The two crews of elite brains are looking to discover evidence of gravity waves, possibly created in the moments immediately following the appearance of the universe. It's thought that cosmic microwave background radiation, described as "the afterglow of the Big Bang" may hold traces of these gravitational ripples.
Get it really cold and really dry, and shake it about
Roughly speaking, then - we here on the Reg boffinry desk are badly hampered in explaining this by having basically no idea what we're on about - in terms of everyday objects and events that we can all understand, the early universe behaved as though one had lobbed a powerful bomb into a vast hot tub filled with highly elastic microwave-emitting jelly.
As explained by the University of Chicago:
Space expanded faster than the speed of light. It sounds crazy ... gravity waves rippled through the very fabric of space-time itself ... gravity waves that alternatively compressed and expanded space, first in one direction, then another ...
Seeking to make things a bit clearer, Chicago Physics prof Bruce Winstein explains: "These gravity waves have been called the smoking gun of inflation." That's universe inflation, not economic.
Winstein is a major honcho in a physics project called QUIET. The Q and the U stand for Stokes radiation parameters, as one would expect in this context had one even an elementary grasp of the subject, and the IET bit stands for Imaging ExperimenT.
The prof and other QUIET boffins have recently deployed an array of 19 super-superchilled microwave antennae in a small shed-like box in Chile's hyper-arid Atacama desert 17,000 feet above sea level. The Martini-esque experiment is mounted on a swivelly pedestal (see pic) so as to scan the entire sky for microwave universe-inflation gravity ripple bang-afterglow gunsmoke.
Chicago Uni's experts in chilled, dry experimental modules are now racing to fit out the desert funhouse shed with hundreds more antennae. This is vital in order to steal a march on rival boffins, also seeking to find the gravwave gunsmoke with their radiotelescope, situated at the Amundsen-Scott scientific South Pole stilt base. The Chicago desert-antenna swivel-shed team hope to have their enhanced universe-ripple probe online by June.
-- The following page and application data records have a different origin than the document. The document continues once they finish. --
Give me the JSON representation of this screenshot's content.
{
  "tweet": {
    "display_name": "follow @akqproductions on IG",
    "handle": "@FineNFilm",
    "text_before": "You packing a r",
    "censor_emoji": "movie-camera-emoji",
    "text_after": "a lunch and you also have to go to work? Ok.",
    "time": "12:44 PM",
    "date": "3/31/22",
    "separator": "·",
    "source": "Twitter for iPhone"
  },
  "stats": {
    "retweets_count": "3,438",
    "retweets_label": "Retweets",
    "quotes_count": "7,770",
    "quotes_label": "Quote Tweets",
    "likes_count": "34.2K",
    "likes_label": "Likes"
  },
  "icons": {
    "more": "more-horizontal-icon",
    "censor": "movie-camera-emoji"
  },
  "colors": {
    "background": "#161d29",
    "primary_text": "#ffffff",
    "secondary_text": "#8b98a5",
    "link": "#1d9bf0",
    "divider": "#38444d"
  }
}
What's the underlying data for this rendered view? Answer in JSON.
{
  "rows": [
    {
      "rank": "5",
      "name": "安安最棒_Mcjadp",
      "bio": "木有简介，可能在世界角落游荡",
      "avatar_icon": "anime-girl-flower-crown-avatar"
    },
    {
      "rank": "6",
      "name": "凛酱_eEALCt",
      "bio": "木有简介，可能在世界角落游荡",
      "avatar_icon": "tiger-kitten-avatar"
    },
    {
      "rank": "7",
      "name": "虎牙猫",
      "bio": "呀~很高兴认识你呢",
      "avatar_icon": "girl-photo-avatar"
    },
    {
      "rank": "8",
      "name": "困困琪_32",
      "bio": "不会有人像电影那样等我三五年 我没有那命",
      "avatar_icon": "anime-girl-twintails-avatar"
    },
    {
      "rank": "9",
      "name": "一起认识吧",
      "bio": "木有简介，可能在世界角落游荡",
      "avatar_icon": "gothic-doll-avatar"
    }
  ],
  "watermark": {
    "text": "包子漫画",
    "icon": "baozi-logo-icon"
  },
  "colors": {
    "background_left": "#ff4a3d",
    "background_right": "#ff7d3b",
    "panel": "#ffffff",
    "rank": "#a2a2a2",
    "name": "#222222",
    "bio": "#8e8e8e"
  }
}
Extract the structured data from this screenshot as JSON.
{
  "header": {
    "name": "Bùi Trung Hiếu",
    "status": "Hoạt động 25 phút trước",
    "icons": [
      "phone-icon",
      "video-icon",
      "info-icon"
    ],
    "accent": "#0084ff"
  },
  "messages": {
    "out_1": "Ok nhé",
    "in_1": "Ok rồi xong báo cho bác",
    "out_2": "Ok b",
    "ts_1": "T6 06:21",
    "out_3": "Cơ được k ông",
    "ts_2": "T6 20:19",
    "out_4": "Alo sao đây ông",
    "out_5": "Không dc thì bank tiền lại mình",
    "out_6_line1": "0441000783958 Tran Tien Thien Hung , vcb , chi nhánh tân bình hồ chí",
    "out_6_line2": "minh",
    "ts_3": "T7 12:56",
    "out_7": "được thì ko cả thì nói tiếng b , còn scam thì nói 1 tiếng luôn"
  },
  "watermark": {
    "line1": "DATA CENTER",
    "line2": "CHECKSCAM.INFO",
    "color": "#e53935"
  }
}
"No one can say what the best approach is right now," says Winstein, evidently a true sportsman, "but ... ours is different from most of the others. It's very exciting to be in this game."